Earlier this week Edward Snowdon gave a talk with a jammed packed auditorium on McGill University campus in Montreal.  I say "with" rather than "to" because it was an interactive video-conference.  There was a capacity crowd of 600 with another estimated 2,000 waiting outside.  Thankfully someone decided to break the rules and live streamed it on You Tube.  How Snowdon can you get?

The event was blighted with glitches:  technical troubles and a strike by McGill support staff that delayed the evening.  Snowdon said it was 4 a.m. in Moscow but that he appreciated people's patience.  Ultimately, he waved aside the formal part of his presentation with a refreshingly frank, "nobody likes lectures so let's get down to the Q&A portion". 

The timing for the talk could not have been more opportune.  He addressed the instance of the Quebec reporter whose phone was allegedly hacked by the Securité du Quebec.  He urged the audience to read the materials handed out by McGill strikers.  And, when asked about the American elections for his opinion Snowdon responded that the important thing to remember was that it was a voter's obligation to be informed and make a private choice.

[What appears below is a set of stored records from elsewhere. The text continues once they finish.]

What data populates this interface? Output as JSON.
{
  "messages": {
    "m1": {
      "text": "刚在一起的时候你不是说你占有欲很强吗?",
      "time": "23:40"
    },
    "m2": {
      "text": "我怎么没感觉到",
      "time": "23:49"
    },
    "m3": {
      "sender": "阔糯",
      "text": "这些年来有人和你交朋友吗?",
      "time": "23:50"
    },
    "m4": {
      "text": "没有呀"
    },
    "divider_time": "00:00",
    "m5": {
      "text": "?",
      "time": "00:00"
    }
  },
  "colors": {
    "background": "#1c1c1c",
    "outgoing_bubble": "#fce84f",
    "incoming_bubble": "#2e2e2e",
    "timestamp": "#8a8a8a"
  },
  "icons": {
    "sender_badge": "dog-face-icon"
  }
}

Privacy is of course the cornerstone of Snowdon's experience and opinions.  He maintains that privacy is what is central to our democratic rights.  So, this is what we've come to expect from him.  However, I found it interesting how deftly he sidestepped the whole Clinton versus Trump issue and did not get bogged down in personalities.  I was also intrigued to hear him say that compared to the U.S.A., the U.K. and Australia, Canada had the weakest oversight of its intelligence gathering.  That's pretty frightening.